• [Task statement] "with" is the word to look for; copy each line of the listing where it occurs.

• [Data extracts]

*** Begin section ***

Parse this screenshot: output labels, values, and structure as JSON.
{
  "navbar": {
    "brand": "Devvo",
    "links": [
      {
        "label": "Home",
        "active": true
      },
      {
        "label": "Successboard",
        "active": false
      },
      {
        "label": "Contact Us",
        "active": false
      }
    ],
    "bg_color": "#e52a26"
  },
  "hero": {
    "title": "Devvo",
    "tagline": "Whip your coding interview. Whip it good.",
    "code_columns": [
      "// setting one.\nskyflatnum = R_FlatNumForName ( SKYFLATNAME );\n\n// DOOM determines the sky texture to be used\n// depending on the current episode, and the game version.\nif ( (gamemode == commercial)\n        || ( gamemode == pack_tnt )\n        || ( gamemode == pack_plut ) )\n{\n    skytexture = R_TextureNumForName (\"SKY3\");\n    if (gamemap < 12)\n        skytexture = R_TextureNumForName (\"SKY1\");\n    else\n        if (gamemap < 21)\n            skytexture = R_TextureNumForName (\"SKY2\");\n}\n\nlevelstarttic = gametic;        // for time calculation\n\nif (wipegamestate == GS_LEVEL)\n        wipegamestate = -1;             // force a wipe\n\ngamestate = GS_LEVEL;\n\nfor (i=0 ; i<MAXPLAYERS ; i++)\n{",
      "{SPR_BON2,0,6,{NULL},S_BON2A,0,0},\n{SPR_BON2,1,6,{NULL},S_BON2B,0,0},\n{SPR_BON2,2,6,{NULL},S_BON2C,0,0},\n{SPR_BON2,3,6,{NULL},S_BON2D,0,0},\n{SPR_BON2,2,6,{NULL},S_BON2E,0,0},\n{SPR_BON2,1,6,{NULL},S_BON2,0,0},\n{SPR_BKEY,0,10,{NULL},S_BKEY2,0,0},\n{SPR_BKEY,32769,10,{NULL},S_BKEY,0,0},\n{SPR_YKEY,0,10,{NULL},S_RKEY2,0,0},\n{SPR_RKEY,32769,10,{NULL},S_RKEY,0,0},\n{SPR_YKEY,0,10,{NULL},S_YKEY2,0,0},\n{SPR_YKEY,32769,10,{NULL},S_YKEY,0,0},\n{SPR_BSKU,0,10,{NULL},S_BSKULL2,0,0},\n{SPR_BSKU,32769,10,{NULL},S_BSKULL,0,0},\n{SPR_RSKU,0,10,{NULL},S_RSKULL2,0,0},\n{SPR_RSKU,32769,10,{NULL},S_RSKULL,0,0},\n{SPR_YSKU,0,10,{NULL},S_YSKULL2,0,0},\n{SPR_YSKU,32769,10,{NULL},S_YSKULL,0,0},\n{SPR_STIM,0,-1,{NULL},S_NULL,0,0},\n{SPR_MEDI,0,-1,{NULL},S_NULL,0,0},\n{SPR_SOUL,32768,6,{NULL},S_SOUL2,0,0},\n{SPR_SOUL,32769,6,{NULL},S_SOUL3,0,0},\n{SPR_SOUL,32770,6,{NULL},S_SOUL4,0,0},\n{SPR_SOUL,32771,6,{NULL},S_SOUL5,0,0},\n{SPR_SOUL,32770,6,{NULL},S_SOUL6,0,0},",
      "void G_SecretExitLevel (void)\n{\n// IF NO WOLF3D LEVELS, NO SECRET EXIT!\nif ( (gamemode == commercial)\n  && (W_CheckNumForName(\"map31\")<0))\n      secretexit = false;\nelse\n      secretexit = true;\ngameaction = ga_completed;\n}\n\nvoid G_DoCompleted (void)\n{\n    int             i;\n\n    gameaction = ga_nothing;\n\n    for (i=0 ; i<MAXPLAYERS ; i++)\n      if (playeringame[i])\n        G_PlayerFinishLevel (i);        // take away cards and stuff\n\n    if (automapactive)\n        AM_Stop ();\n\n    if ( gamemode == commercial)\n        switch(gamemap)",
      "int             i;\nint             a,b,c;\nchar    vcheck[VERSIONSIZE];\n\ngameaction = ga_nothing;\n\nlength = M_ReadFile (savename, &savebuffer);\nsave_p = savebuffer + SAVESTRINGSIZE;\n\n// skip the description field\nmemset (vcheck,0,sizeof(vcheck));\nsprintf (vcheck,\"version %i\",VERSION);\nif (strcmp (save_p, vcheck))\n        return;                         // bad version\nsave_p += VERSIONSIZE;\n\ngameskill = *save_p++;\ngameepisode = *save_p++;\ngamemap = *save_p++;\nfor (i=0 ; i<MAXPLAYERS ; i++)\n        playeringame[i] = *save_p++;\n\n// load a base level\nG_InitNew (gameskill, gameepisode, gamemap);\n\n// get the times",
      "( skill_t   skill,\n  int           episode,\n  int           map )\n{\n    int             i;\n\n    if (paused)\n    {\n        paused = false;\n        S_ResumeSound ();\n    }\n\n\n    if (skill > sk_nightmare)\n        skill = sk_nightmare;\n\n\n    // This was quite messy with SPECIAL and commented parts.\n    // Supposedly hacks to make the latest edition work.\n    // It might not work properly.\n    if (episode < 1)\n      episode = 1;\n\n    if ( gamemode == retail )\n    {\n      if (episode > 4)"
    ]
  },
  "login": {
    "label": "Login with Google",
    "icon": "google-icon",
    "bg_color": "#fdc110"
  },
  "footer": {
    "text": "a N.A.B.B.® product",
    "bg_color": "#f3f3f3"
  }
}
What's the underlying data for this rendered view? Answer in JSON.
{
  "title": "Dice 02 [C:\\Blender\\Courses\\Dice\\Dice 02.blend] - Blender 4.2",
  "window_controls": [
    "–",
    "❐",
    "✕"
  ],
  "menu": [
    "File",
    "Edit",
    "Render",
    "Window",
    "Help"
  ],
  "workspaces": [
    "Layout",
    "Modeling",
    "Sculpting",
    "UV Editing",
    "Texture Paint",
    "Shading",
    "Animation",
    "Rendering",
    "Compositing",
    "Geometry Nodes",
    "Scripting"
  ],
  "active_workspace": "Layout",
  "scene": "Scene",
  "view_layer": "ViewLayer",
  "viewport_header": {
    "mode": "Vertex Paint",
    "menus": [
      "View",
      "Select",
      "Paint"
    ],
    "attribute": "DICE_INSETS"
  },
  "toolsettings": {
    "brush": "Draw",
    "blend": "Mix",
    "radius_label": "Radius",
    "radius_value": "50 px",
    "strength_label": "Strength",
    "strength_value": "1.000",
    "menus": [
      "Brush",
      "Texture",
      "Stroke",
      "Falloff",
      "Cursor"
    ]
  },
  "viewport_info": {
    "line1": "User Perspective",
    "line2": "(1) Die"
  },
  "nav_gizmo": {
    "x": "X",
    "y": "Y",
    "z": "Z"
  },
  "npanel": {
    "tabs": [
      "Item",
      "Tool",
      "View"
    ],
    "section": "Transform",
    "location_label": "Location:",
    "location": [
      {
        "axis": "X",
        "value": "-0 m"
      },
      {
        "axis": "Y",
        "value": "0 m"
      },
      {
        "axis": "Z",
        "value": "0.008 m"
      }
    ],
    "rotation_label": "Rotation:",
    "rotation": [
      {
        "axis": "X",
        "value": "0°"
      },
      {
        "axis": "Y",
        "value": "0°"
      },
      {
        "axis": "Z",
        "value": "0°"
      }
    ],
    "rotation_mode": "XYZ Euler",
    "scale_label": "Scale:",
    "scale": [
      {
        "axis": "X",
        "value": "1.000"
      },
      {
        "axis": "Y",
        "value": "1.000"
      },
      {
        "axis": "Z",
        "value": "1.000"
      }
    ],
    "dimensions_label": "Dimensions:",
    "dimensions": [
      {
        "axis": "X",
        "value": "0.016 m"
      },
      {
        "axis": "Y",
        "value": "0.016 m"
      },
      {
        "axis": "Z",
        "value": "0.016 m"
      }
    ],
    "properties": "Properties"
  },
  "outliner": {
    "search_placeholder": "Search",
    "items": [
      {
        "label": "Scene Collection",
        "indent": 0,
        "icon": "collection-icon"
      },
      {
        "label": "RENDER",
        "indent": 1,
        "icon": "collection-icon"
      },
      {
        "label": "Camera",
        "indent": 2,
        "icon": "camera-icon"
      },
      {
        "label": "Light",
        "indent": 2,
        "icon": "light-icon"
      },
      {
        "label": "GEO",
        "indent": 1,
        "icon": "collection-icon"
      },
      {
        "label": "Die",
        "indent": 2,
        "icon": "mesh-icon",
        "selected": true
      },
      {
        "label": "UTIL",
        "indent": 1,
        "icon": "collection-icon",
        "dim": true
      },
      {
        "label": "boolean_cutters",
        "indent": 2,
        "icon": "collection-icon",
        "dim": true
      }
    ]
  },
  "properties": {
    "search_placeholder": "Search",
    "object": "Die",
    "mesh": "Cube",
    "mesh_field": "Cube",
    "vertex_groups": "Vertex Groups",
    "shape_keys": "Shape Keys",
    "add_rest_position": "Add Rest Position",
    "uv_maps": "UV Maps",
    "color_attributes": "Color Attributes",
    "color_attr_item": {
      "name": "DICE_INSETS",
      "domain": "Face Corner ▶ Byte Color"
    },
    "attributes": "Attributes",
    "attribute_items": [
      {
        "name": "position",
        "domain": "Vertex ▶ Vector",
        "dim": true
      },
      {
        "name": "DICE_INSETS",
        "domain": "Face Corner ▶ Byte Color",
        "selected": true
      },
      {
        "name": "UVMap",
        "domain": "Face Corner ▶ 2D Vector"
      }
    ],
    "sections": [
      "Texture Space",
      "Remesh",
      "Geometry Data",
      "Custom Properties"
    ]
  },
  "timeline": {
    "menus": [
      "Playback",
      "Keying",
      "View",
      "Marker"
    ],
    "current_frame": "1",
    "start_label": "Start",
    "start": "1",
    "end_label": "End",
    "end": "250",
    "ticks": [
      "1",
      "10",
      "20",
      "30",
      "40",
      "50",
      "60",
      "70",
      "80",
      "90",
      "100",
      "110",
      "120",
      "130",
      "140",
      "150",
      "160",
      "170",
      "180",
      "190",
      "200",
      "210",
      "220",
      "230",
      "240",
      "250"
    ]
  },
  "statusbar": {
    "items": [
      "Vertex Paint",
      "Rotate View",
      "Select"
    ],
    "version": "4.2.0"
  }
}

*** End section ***

• [Output of the exercise]
      "( skill_t   skill,\n  int           episode,\n  int           map )\n{\n    int             i;\n\n    if (paused)\n    {\n        paused = false;\n        S_ResumeSound ();\n    }\n\n\n    if (skill > sk_nightmare)\n        skill = sk_nightmare;\n\n\n    // This was quite messy with SPECIAL and commented parts.\n    // Supposedly hacks to make the latest edition work.\n    // It might not work properly.\n    if (episode < 1)\n      episode = 1;\n\n    if ( gamemode == retail )\n    {\n      if (episode > 4)"
    "label": "Login with Google",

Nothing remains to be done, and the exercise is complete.